National Police Memorial

The National Police Memorial pays tribute to all Australian police officers killed on duty and those who have died as a result of their duties since the beginning of policing in Australia. The memorial is designed to encourage understanding and appreciation of policing, while allowing for individual officer's stories to be told and remembered.

The Memorial reminds us that the ultimate sacrifice is made by ordinary people demonstrating extraordinary qualities. The memorial acts as a symbol connecting police to the community and loved ones through interaction and reflection.

The Memorial is comprised of a bronze commemorative wall upon which the names of police officers who have made the ultimate sacrifice are placed and a large stone paved area with etched quotes. The undulating terrain reflects the uncertain path police tread in the performance of their duties.

The wall is punctured by 1 200 plaques, over 700 of which are engraved with information about deceased officers. The random placement of the plaques reflects the random nature of loss. Vacant plaques remind visitors future tragedy is inevitable.

Each plaque casts a shadow creating a random pattern on the wall and is individually back-lit, producing an effect similar to a candlelit vigil.

The National Police Memorial designed by Fairweather Proberts Architects with Urban Art.

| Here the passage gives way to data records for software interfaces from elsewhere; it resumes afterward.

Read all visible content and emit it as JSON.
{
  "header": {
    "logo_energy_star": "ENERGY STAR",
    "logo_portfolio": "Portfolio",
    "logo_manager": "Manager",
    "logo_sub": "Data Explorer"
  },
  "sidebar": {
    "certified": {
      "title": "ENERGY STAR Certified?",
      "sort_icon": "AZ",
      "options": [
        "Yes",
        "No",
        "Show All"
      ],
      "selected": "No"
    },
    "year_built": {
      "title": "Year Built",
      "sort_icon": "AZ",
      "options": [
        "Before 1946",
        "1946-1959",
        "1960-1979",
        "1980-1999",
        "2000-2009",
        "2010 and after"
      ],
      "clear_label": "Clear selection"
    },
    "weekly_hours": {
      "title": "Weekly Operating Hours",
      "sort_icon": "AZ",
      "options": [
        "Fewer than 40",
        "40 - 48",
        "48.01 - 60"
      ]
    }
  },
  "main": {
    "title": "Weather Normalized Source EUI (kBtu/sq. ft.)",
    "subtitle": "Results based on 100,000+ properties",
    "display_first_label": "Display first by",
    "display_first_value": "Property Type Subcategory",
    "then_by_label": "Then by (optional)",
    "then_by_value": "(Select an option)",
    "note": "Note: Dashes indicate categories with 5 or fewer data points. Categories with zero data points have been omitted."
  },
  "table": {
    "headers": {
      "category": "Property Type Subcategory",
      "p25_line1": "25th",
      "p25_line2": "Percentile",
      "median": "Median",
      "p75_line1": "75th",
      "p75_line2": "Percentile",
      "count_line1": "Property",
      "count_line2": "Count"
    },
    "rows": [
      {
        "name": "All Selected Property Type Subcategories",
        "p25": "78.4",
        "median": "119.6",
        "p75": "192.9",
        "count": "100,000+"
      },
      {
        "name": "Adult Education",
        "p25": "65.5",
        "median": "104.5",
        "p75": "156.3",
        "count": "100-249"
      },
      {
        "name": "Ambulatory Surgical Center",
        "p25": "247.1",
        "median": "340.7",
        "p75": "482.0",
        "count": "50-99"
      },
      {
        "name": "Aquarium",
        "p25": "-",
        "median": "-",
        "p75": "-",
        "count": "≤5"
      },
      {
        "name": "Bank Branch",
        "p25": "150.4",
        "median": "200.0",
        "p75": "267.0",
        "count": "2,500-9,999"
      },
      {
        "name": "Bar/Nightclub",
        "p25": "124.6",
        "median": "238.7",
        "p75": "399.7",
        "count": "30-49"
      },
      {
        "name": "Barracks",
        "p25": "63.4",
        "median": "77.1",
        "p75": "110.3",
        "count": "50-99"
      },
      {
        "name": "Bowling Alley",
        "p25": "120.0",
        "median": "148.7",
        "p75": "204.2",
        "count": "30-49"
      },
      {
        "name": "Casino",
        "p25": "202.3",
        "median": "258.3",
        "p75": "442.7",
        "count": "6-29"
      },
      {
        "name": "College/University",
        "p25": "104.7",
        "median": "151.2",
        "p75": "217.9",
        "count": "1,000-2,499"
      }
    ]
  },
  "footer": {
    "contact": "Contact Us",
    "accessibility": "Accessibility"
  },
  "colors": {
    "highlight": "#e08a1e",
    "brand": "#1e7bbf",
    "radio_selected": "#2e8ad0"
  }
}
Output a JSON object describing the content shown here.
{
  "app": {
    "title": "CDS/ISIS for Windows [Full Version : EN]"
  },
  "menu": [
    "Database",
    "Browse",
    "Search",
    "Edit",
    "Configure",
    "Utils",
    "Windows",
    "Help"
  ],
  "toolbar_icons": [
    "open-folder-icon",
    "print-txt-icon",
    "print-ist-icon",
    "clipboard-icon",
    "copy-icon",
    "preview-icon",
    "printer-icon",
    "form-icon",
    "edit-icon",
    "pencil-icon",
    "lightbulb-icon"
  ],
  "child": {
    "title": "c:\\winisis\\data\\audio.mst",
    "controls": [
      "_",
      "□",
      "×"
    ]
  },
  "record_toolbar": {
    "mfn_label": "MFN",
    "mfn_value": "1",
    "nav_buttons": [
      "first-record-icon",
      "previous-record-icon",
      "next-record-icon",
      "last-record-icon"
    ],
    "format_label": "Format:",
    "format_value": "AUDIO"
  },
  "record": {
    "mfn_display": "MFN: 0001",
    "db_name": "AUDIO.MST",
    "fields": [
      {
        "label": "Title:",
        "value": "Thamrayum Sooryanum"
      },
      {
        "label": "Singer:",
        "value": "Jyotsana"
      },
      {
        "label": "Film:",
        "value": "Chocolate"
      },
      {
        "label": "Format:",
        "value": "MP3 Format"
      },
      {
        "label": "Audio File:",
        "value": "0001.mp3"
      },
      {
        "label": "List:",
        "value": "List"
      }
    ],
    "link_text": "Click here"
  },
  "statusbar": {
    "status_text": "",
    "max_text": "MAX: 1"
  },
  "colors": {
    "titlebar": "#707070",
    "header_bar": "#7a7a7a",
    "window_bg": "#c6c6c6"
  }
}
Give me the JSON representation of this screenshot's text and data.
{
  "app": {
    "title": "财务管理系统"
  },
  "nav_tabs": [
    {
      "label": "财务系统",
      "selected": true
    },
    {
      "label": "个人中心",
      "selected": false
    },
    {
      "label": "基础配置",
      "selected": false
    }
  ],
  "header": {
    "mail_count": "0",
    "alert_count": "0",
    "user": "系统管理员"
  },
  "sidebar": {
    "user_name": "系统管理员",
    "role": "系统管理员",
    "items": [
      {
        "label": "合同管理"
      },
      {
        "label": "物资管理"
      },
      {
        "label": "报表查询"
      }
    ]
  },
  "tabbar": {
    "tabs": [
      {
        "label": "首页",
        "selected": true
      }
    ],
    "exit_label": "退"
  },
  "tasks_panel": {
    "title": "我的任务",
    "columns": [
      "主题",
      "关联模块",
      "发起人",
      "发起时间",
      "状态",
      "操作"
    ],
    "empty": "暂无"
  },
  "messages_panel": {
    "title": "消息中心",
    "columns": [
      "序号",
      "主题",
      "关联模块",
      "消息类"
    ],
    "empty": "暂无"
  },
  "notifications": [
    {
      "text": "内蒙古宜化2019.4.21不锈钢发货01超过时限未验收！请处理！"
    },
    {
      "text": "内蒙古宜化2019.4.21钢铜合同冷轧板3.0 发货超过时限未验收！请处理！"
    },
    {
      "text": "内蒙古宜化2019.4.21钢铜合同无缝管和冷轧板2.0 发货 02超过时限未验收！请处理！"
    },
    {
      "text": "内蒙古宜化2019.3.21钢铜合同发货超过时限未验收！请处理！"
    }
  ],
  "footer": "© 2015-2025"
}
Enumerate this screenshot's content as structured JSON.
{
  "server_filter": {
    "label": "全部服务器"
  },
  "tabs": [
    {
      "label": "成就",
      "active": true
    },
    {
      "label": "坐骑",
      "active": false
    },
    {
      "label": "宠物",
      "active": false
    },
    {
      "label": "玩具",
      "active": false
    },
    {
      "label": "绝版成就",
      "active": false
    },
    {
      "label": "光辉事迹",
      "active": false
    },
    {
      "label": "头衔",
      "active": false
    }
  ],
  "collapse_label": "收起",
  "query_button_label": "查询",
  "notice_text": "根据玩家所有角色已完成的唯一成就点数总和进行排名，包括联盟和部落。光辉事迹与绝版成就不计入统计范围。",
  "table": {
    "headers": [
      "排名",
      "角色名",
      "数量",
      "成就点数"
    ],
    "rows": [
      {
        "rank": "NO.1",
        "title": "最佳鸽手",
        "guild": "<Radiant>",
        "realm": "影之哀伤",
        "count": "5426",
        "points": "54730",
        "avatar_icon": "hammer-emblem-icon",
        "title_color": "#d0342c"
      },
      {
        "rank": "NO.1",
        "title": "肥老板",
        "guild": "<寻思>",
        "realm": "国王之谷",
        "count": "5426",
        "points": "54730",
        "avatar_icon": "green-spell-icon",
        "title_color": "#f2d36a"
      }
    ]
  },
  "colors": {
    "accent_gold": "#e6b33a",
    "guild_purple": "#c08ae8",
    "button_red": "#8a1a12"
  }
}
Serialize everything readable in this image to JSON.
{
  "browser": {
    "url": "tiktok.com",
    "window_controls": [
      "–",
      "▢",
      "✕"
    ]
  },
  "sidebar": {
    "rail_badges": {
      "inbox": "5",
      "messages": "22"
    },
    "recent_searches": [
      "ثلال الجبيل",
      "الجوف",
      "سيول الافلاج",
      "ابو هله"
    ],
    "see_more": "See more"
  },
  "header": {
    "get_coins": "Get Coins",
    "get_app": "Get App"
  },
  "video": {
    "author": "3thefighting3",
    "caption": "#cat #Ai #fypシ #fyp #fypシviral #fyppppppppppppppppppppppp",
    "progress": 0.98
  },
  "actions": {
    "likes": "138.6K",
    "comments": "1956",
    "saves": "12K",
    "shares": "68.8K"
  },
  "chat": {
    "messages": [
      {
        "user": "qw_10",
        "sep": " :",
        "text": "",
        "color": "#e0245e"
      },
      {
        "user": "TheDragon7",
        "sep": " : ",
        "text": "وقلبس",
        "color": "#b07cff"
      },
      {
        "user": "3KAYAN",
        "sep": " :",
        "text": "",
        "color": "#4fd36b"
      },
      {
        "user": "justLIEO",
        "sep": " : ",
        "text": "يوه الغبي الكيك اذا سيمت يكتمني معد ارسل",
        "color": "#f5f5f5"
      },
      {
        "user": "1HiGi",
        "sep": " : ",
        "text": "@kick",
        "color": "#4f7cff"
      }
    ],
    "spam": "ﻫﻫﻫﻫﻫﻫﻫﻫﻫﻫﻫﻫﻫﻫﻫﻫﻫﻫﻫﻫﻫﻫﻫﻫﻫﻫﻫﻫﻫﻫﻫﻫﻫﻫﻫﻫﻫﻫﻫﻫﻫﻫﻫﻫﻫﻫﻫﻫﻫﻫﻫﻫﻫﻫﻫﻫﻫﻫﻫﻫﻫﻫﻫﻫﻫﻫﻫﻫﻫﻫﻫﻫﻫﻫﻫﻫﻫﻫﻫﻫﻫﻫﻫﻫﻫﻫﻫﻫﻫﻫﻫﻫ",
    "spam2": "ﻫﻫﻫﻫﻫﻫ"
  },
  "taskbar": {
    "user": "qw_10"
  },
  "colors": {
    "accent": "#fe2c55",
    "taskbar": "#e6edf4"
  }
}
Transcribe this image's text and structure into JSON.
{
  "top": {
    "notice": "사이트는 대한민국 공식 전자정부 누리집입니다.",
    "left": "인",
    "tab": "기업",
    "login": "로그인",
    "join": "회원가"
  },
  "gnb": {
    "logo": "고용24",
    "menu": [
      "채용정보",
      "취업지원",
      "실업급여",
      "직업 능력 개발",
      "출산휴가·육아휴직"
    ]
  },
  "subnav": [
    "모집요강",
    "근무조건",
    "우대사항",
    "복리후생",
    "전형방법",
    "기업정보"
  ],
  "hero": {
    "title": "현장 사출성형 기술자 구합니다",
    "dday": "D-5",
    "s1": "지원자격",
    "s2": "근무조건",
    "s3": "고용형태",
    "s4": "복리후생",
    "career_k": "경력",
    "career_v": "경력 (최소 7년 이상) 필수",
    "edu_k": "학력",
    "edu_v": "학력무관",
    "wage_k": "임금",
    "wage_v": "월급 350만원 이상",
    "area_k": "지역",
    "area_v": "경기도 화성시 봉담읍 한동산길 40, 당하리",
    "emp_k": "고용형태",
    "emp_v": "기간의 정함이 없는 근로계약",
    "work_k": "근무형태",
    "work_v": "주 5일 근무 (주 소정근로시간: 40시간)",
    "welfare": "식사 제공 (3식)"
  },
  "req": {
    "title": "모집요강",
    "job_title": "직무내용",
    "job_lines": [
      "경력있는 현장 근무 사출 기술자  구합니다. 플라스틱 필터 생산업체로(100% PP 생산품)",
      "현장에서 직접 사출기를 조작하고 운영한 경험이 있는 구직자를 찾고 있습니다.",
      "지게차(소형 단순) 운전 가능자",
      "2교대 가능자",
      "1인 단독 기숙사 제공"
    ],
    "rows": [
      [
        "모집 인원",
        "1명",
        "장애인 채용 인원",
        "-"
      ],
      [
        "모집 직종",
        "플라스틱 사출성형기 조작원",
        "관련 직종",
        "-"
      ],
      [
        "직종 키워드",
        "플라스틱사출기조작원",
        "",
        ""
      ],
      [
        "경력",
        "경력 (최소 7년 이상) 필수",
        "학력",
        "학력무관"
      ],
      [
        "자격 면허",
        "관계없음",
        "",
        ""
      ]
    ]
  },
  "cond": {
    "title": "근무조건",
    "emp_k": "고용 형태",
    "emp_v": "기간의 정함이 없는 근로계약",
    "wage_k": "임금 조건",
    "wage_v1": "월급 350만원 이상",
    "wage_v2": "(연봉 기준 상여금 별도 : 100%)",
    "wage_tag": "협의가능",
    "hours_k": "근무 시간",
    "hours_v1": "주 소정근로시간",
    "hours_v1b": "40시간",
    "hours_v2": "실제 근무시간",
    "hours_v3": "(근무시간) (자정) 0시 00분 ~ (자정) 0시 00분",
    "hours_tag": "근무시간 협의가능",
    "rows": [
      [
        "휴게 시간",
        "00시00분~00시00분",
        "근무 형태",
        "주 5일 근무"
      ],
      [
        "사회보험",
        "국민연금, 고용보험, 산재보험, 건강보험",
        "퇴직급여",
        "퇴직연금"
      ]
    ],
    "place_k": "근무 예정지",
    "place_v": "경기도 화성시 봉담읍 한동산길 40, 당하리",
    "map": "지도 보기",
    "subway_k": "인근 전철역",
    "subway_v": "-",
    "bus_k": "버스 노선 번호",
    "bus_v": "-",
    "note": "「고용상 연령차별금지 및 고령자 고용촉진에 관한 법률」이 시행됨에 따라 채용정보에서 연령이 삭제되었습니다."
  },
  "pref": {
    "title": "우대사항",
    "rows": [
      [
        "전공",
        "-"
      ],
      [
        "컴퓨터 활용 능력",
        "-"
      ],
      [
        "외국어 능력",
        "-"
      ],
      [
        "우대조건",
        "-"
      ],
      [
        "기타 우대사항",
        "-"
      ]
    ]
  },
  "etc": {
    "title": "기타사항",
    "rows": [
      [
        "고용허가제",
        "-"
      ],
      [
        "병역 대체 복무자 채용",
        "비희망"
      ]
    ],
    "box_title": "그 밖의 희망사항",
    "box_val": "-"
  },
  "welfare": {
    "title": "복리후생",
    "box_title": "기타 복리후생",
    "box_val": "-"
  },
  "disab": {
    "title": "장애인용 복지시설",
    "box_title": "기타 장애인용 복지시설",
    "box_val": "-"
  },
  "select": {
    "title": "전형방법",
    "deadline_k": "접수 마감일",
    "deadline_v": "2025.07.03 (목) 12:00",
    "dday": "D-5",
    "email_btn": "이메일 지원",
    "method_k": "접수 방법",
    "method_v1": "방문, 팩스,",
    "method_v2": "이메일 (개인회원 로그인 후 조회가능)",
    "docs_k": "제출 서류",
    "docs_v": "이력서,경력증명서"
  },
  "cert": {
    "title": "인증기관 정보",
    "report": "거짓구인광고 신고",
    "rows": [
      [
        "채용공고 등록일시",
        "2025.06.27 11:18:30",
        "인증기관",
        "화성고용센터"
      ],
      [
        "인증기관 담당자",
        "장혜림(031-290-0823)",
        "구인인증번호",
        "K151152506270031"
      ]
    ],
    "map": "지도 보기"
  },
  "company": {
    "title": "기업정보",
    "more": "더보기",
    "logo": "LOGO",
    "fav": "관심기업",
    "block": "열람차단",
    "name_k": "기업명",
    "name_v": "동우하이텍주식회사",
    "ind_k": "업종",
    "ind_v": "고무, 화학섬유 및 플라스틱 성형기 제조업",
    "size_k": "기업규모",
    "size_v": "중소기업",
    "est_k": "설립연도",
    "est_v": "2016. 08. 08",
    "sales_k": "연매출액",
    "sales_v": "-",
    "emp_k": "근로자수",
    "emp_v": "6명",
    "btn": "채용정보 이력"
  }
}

The National Police Memorial is located in Kings Park, near the National Carillon. Access is from Wendouree Drive, from Constitution Ave or from Kings Ave (northbound).

National Emergency Services Memorial

The National Emergency Services Memorial was dedicated in honour of the thousands of men and women who serve or have served in Australia's emergency services. The memorial provides a place to reflect on those who have been injured or died while carrying out their duties for the benefit of the Australian community.

The design of the memorial draws on the history of many tragic events, recalling images of grass fire at night, lightning flashes and the shadows of one's body cast by strong sunlight or fire.

The wall of the memorial also gives the visitor a sense of safety, like that provided by Emergency Services personnel. The raised wall curves up in an expression of comfort, to reflect the warmth of the sun and give shelter from the wind.

A three-dimensional frieze portrays emergency service personnel and their services to the community and environment. It is a visual expression of the motto of Emergency Management Australia: 'Prevent, Prepare, Respond, Recover'. The varied level and scale of detail on the surface allows the images to be read at different distances, allowing images to appear depending on the position of the viewer and the light and shadow on the textured surface.

Access to the National Emergency Services Memorial is by path from both the Rond Terraces car park and the cycle path along Lake Burley Griffin. The memorial was designed by Melbourne landscape architects, Aspect Melbourne Pty Ltd.

Merchant Navy Memorial

The Merchant Navy Memorial commemorates the contribution made by the Australian merchant navy during both World Wars.

The Australian Merchant Navy Seamen's Memorial at the Australian War Memorial lists the names of 182 merchant seamen who lost their lives in World War I. During World War II, 29 Australian merchant ships and 386 merchant seamen were lost in Australian waters.

The design of the memorial includes a globe spinning on a north-south axis. The central panel at the rear of the memorial contains the badge of the merchant navy and is flanked on both sides by six panels, representing ships' bows; the curved tops represent the waves of the sea. The pattern on the paving represents the various camouflage patterns used by merchant ships during World War I and the red crosses, the merchant navy-crewed hospital ships. The two concrete and glass drums at the extreme front flanks of the memorial represent navigational compass cards.

The Merchant Navy Memorial was designed by Daryl Jackson Alastair Swayn Pty Ltd architects and built from funds collected by the Merchant Navy War Memorial Fund Limited. It is located located at the edge of Lake Burley Griffin because of its association with water.

HMAS Canberra Memorial

The HMAS Canberra Memorial commemorates both the ship, HMAS Canberra, and those who served on her. Built in Scotland in 1927, the Canberra was a Kent Class heavy cruiser, commissioned into the Royal Australian Navy in 1928.

During World War II the Canberra served in both the South Atlantic and Indian Oceans. It escorted Australian troops to Singapore in 1942 and in May of that year took part in the Battle of the Coral Sea, providing support for United States Marines at Guadalcanal. On 9 August 1942, at the Battle of Savo Island, the Allied fleet was surprised by a Japanese fleet. The Canberra was hit 24 times within less than two minutes - 84 seamen were lost.

The order to abandon ship was given the next day and the crippled Canberra was sunk by a torpedo from a United States ship. As a mark of respect, the United States renamed one of its ships, then under construction, the USS Canberra.

The memorial is comprised of two components: the bow of the ship and five-tonne anchor and chain typical of those carried on the Canberra. It is located at the edge of Lake Burley Griffin because of the association with water.

The HMAS Canberra Memorial and the Merchant Navy Memorial are located on the northern shore of Lake Burley Griffin, near Aspen Island. Access is from Wendouree Drive, off Constitution Avenue or from Kings Ave (northbound).